The website Baseball-reference.com lists Tejada as one of 48 big leaguers born in Panama. The country has produced sluggers (Carlos Lee and Ben Oglivie), speedsters (Roberto Kelly and Omar Moreno), respected receivers (Manny Sanguillen and Carlos Ruiz) and a smattering of pitchers (Rivera, Juan Berenguer, Bruce Chen and Ramiro Mendoza being the most prominent), but the Panamanian middle infield ranks are a little sparse. Rennie Stennett, who amassed 1,239 hits in 11 seasons at second base with Pittsburgh and San Francisco, is the best of the bunch.
Tejada grew up in the Veraguas province, in Panama's western half. His father, Ruben, is a mechanic, and his mother, Donaji, works as a secretary. He has a brother, Ernie, age 9. The Mets signed Tejada as an international free agent in July 2006, and he made it to the Gulf Coast League at age 17 and played for Panama in the World Baseball Classic in 2009.
For years, scouts have been convinced that Tejada has the fundamentals, range and strong, accurate arm to be an exceptional big league defender. As one NL talent evaluator points out, he has a better "nose for the ball" than Reyes ever had.
Tejada's biggest improvement has come at the plate. At 5-foot-11, 185 pounds, he's strong enough to do some damage when pitchers try to knock the bat out of his hands with hard stuff on the inner half. Mets second baseman Daniel Murphy, who has the luxury of kneeling in the on-deck circle when Tejada works all those deep counts, has seen a significant change in the past year or two.
We always knew [Ruben] could defend and get on base. He showed that last year. Now he's starting to come into his own and drive the ball. He's really starting to understand who he is as a player.
”-- Mets second baseman Daniel Murphy
"We always knew he could defend and get on base," Murphy says. "He showed that last year. Now he's starting to come into his own and drive the ball. He's really starting to understand who he is as a player. The exciting part for me is that he's just going to get better."
Tejada lacks Reyes' personal cachet, raw speed and dynamic approach to the game, but his dependability and solid all-around play could wear well with Mets die-hards over the long haul. If he can make all the routine plays and come in slightly above his .270 batting average and .340 OBP in 451 minor league games, it could be the foundation for a successful run at Citi Field.
"He has big shoes to fill, but he's got the perfect temperament to do what he's doing right now," Mets third baseman David Wright says. "I've heard him say, 'Look, I'm not Jose Reyes. I'm not trying to be Jose Reyes.' But a lot of times, at the end of the day, the fans don't want to hear that. The fans want him to be able to fill the shoes that Jose did."

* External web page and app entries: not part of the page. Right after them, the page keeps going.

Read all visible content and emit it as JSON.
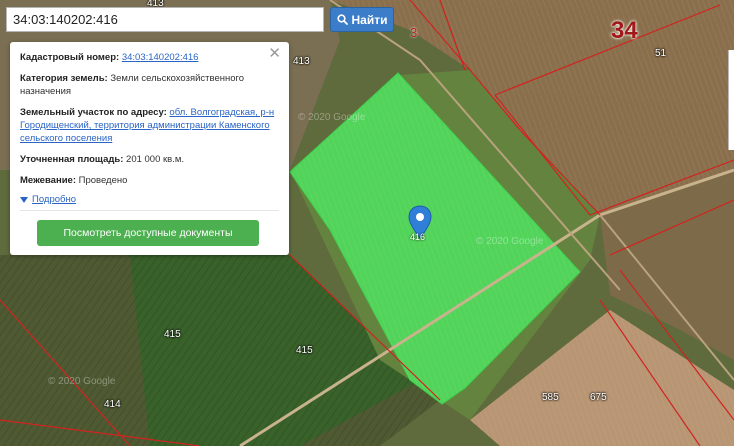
{
  "search": {
    "value": "34:03:140202:416",
    "button_label": "Найти"
  },
  "info": {
    "cadastral_label": "Кадастровый номер:",
    "cadastral_value": "34:03:140202:416",
    "category_label": "Категория земель:",
    "category_value": "Земли сельскохозяйственного назначения",
    "address_label": "Земельный участок по адресу:",
    "address_value": "обл. Волгоградская, р-н Городищенский, территория администрации Каменского сельского поселения",
    "area_label": "Уточненная площадь:",
    "area_value": "201 000 кв.м.",
    "survey_label": "Межевание:",
    "survey_value": "Проведено",
    "more_label": "Подробно",
    "docs_button": "Посмотреть доступные документы"
  },
  "map": {
    "marker_label": "416",
    "parcel_labels": [
      {
        "text": "413"
      },
      {
        "text": "415"
      },
      {
        "text": "415"
      },
      {
        "text": "414"
      },
      {
        "text": "585"
      },
      {
        "text": "675"
      },
      {
        "text": "51"
      },
      {
        "text": "3"
      },
      {
        "text": "413"
      }
    ],
    "quarter_label": "34",
    "watermark": "© 2020 Google"
  },
  "colors": {
    "parcel_fill": "#4fe35f",
    "boundary": "#d2231f",
    "accent": "#3b7dc8",
    "button_green": "#4caf50"
  }
}
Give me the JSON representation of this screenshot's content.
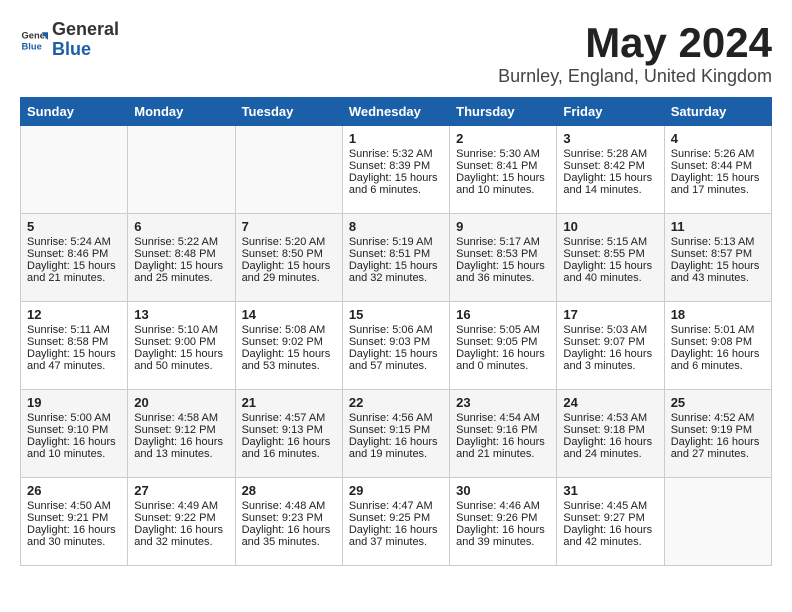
{
  "header": {
    "logo_general": "General",
    "logo_blue": "Blue",
    "title": "May 2024",
    "subtitle": "Burnley, England, United Kingdom"
  },
  "days_of_week": [
    "Sunday",
    "Monday",
    "Tuesday",
    "Wednesday",
    "Thursday",
    "Friday",
    "Saturday"
  ],
  "weeks": [
    [
      {
        "day": "",
        "content": ""
      },
      {
        "day": "",
        "content": ""
      },
      {
        "day": "",
        "content": ""
      },
      {
        "day": "1",
        "content": "Sunrise: 5:32 AM\nSunset: 8:39 PM\nDaylight: 15 hours\nand 6 minutes."
      },
      {
        "day": "2",
        "content": "Sunrise: 5:30 AM\nSunset: 8:41 PM\nDaylight: 15 hours\nand 10 minutes."
      },
      {
        "day": "3",
        "content": "Sunrise: 5:28 AM\nSunset: 8:42 PM\nDaylight: 15 hours\nand 14 minutes."
      },
      {
        "day": "4",
        "content": "Sunrise: 5:26 AM\nSunset: 8:44 PM\nDaylight: 15 hours\nand 17 minutes."
      }
    ],
    [
      {
        "day": "5",
        "content": "Sunrise: 5:24 AM\nSunset: 8:46 PM\nDaylight: 15 hours\nand 21 minutes."
      },
      {
        "day": "6",
        "content": "Sunrise: 5:22 AM\nSunset: 8:48 PM\nDaylight: 15 hours\nand 25 minutes."
      },
      {
        "day": "7",
        "content": "Sunrise: 5:20 AM\nSunset: 8:50 PM\nDaylight: 15 hours\nand 29 minutes."
      },
      {
        "day": "8",
        "content": "Sunrise: 5:19 AM\nSunset: 8:51 PM\nDaylight: 15 hours\nand 32 minutes."
      },
      {
        "day": "9",
        "content": "Sunrise: 5:17 AM\nSunset: 8:53 PM\nDaylight: 15 hours\nand 36 minutes."
      },
      {
        "day": "10",
        "content": "Sunrise: 5:15 AM\nSunset: 8:55 PM\nDaylight: 15 hours\nand 40 minutes."
      },
      {
        "day": "11",
        "content": "Sunrise: 5:13 AM\nSunset: 8:57 PM\nDaylight: 15 hours\nand 43 minutes."
      }
    ],
    [
      {
        "day": "12",
        "content": "Sunrise: 5:11 AM\nSunset: 8:58 PM\nDaylight: 15 hours\nand 47 minutes."
      },
      {
        "day": "13",
        "content": "Sunrise: 5:10 AM\nSunset: 9:00 PM\nDaylight: 15 hours\nand 50 minutes."
      },
      {
        "day": "14",
        "content": "Sunrise: 5:08 AM\nSunset: 9:02 PM\nDaylight: 15 hours\nand 53 minutes."
      },
      {
        "day": "15",
        "content": "Sunrise: 5:06 AM\nSunset: 9:03 PM\nDaylight: 15 hours\nand 57 minutes."
      },
      {
        "day": "16",
        "content": "Sunrise: 5:05 AM\nSunset: 9:05 PM\nDaylight: 16 hours\nand 0 minutes."
      },
      {
        "day": "17",
        "content": "Sunrise: 5:03 AM\nSunset: 9:07 PM\nDaylight: 16 hours\nand 3 minutes."
      },
      {
        "day": "18",
        "content": "Sunrise: 5:01 AM\nSunset: 9:08 PM\nDaylight: 16 hours\nand 6 minutes."
      }
    ],
    [
      {
        "day": "19",
        "content": "Sunrise: 5:00 AM\nSunset: 9:10 PM\nDaylight: 16 hours\nand 10 minutes."
      },
      {
        "day": "20",
        "content": "Sunrise: 4:58 AM\nSunset: 9:12 PM\nDaylight: 16 hours\nand 13 minutes."
      },
      {
        "day": "21",
        "content": "Sunrise: 4:57 AM\nSunset: 9:13 PM\nDaylight: 16 hours\nand 16 minutes."
      },
      {
        "day": "22",
        "content": "Sunrise: 4:56 AM\nSunset: 9:15 PM\nDaylight: 16 hours\nand 19 minutes."
      },
      {
        "day": "23",
        "content": "Sunrise: 4:54 AM\nSunset: 9:16 PM\nDaylight: 16 hours\nand 21 minutes."
      },
      {
        "day": "24",
        "content": "Sunrise: 4:53 AM\nSunset: 9:18 PM\nDaylight: 16 hours\nand 24 minutes."
      },
      {
        "day": "25",
        "content": "Sunrise: 4:52 AM\nSunset: 9:19 PM\nDaylight: 16 hours\nand 27 minutes."
      }
    ],
    [
      {
        "day": "26",
        "content": "Sunrise: 4:50 AM\nSunset: 9:21 PM\nDaylight: 16 hours\nand 30 minutes."
      },
      {
        "day": "27",
        "content": "Sunrise: 4:49 AM\nSunset: 9:22 PM\nDaylight: 16 hours\nand 32 minutes."
      },
      {
        "day": "28",
        "content": "Sunrise: 4:48 AM\nSunset: 9:23 PM\nDaylight: 16 hours\nand 35 minutes."
      },
      {
        "day": "29",
        "content": "Sunrise: 4:47 AM\nSunset: 9:25 PM\nDaylight: 16 hours\nand 37 minutes."
      },
      {
        "day": "30",
        "content": "Sunrise: 4:46 AM\nSunset: 9:26 PM\nDaylight: 16 hours\nand 39 minutes."
      },
      {
        "day": "31",
        "content": "Sunrise: 4:45 AM\nSunset: 9:27 PM\nDaylight: 16 hours\nand 42 minutes."
      },
      {
        "day": "",
        "content": ""
      }
    ]
  ]
}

When Tejada made the big leagues out of spring training two years ago at 20 years, 5 months, he was the youngest player to crack the Mets' Opening Day roster since Tim Foli in 1971. At the time, Reyes was something of a mentor and a sounding board. Even though Reyes has departed for Miami, the two shortstops stay in touch.
"He was a great teammate," Tejada says. "He loves this game. He would say to me every day, 'Go out there and give it 100 percent. If you have a bad day, go out there the next day and keep your head up.' That was big for me. He helped me a lot."
Tejada is still grateful for the advice, but he's self-assured enough to avoid the trap of chasing organizational ghosts. In the end, it's a waste of time trying to make people forget Jose Reyes. He has enough on his plate trying to make them remember Ruben Tejada.